King of Excellent (according to Scaryduck)

Monday, February 13


This week I have mostly been searching eBay for a new car, because mine has developed an oil leak from the side of the engine and requires the torrey canyon to keep running. It’s been a few years since I last used eBay, and I have noticed a few things that make it a little different to the concept of eBaying.
First, and most annoying, is the ability to post an auction but not actually offer anything to bid on. We’ve all seen it. “Bugatti Veyron, £1.” You have to click on the link, only to be told to email them about a brochure for this car, and not to bid, because if you do you will receive a wheel nut. This is particularly annoying because half of the items worth more then a pound are being sold this way.

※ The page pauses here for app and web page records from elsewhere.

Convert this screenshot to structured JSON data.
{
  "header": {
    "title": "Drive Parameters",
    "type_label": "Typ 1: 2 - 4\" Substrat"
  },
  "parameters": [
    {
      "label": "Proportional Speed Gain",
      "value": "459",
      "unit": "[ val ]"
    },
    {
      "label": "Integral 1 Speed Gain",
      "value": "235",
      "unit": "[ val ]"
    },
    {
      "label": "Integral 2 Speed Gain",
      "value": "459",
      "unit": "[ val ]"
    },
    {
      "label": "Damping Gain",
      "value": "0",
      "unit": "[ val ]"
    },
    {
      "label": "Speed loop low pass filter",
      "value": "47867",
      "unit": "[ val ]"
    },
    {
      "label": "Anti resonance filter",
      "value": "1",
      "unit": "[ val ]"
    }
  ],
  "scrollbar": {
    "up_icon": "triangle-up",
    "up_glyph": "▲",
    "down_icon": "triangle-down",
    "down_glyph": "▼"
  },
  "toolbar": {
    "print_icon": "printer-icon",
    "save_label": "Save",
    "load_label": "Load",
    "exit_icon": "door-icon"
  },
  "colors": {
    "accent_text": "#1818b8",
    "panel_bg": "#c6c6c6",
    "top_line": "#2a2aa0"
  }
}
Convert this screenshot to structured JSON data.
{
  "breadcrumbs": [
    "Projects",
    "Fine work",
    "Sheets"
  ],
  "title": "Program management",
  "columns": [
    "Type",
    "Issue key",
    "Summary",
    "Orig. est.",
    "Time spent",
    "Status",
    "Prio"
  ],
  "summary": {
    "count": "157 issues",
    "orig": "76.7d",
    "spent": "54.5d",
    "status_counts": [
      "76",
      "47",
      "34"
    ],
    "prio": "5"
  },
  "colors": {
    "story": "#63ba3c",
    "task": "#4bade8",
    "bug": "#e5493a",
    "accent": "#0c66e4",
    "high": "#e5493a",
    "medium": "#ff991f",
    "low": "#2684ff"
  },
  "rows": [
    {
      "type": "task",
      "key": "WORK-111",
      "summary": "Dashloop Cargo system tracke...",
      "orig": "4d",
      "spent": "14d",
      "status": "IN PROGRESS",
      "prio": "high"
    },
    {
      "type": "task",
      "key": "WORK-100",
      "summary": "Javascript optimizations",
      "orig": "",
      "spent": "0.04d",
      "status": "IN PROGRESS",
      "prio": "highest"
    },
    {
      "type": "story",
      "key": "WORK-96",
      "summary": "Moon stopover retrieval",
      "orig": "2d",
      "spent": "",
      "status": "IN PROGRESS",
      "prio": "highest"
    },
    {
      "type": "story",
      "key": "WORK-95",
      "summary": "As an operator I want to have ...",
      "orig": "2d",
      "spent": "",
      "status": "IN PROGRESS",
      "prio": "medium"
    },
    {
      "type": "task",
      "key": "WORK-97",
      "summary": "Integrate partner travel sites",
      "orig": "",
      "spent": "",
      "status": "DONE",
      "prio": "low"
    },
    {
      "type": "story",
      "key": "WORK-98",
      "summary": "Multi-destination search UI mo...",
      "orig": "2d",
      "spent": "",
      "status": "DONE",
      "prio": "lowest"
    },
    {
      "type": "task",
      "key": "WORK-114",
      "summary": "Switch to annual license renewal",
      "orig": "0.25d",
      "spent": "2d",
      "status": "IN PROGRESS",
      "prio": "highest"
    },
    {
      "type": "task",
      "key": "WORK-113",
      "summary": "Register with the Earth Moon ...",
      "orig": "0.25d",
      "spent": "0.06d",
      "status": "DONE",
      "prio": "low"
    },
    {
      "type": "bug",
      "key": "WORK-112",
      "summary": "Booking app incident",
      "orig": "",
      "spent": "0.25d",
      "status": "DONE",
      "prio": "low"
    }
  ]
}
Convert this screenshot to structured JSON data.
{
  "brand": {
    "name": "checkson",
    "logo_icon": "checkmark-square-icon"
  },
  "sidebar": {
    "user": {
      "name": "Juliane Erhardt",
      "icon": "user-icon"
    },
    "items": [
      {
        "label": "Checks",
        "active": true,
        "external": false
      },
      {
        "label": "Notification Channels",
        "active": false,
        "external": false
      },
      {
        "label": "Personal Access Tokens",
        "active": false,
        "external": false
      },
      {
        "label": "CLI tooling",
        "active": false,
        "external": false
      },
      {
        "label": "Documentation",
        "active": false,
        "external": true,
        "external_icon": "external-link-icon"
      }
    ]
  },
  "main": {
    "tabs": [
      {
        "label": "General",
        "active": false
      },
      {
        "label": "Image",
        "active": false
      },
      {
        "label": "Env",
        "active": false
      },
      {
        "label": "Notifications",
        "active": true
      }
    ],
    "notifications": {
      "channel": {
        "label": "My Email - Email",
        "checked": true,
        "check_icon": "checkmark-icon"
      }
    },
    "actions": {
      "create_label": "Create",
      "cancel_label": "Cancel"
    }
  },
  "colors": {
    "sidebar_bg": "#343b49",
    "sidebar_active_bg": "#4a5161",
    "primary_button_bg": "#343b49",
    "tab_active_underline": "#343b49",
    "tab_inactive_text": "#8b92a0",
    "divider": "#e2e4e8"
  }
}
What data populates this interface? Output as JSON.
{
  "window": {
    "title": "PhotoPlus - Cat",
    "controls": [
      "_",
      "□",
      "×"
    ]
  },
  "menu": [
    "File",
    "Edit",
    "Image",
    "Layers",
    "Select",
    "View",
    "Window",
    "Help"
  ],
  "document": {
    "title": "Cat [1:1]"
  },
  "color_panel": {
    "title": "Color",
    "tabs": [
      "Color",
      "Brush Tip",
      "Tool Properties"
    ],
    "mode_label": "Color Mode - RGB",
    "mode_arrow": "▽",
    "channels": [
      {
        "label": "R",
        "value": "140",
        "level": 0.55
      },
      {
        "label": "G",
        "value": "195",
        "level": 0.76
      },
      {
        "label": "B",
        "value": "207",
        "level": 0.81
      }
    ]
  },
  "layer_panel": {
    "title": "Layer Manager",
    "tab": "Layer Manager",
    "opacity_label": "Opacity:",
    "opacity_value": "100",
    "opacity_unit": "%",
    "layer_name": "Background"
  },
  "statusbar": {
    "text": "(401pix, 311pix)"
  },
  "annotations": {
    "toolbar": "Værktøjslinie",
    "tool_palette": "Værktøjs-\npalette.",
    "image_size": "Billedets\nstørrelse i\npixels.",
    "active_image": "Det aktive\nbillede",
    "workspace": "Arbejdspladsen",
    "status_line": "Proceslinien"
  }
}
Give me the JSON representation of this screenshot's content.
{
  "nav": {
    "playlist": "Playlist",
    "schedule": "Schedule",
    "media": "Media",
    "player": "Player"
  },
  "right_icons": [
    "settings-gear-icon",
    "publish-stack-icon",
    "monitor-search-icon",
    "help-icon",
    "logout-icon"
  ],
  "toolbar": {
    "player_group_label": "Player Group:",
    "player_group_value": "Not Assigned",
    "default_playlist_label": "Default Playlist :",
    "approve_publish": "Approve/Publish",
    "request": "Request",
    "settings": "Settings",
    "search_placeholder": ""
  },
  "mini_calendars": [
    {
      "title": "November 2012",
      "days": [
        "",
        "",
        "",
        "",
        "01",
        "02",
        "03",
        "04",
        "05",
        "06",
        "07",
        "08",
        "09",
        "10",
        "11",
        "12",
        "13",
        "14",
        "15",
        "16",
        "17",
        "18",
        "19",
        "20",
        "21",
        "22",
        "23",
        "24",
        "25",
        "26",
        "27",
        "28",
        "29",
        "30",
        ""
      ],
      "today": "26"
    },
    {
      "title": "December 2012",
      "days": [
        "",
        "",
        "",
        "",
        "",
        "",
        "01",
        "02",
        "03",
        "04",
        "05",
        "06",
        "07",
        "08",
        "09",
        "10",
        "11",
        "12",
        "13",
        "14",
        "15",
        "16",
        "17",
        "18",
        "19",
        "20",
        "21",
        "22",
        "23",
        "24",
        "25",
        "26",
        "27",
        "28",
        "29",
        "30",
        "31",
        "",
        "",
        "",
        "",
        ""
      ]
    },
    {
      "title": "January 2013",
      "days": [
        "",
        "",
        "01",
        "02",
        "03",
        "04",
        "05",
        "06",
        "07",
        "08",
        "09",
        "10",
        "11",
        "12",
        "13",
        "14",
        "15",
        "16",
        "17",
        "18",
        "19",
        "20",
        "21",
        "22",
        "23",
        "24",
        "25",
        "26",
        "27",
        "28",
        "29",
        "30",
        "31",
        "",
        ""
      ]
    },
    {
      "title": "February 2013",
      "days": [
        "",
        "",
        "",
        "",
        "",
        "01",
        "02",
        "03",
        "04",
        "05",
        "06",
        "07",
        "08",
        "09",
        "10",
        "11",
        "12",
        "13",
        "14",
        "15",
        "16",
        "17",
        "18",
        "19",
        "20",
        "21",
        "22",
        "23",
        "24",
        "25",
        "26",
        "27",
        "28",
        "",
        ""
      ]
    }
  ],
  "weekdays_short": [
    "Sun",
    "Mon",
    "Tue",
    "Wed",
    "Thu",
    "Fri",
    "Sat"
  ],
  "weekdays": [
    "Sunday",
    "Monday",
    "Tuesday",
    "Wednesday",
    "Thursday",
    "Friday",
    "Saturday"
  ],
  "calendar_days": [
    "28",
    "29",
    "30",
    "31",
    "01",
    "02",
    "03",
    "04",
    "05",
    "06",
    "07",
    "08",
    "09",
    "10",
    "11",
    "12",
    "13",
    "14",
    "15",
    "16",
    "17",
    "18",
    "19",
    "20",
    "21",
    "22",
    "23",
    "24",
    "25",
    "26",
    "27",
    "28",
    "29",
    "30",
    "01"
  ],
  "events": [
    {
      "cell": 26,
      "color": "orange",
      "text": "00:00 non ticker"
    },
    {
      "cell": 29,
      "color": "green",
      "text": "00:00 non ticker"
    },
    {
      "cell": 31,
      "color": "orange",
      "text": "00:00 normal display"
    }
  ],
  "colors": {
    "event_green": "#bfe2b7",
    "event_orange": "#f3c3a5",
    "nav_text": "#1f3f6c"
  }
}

Secondly, eBay users have decided to become less then honest. In one week I won a nice VW Passat for a humble £61, only to be told it had been stolen whilst the auction had gone on. The reality is a lot more obvious, in that the seller decided he didn’t want to sell the car for that price. I spoke to him on the phone, pulled up all other items that he had for sale and offered him the same money for them, but he repeatedly fobbed me off with each and everyone not being a runner.
A great way to make stupendous money is charge extortionate postage and packing. For example, a simple DVD in its box would quite happily fit in a medium sized jiffy bag. This wouldn’t cost more then 40p to mail and the jiffy bag won’t cost much more then that. So the seller charges £4.99 (!). Even worse are some of the delightful companies abroad who mysteriously appear on UK listings. I can’t remember how many companies I have seen selling from Hong Kong or Singapore, and charging £30 postage for a memory card the size of a 2p coin.
In the meantime poor suckers will continue to bag a bargain from there, and I say good luck to them.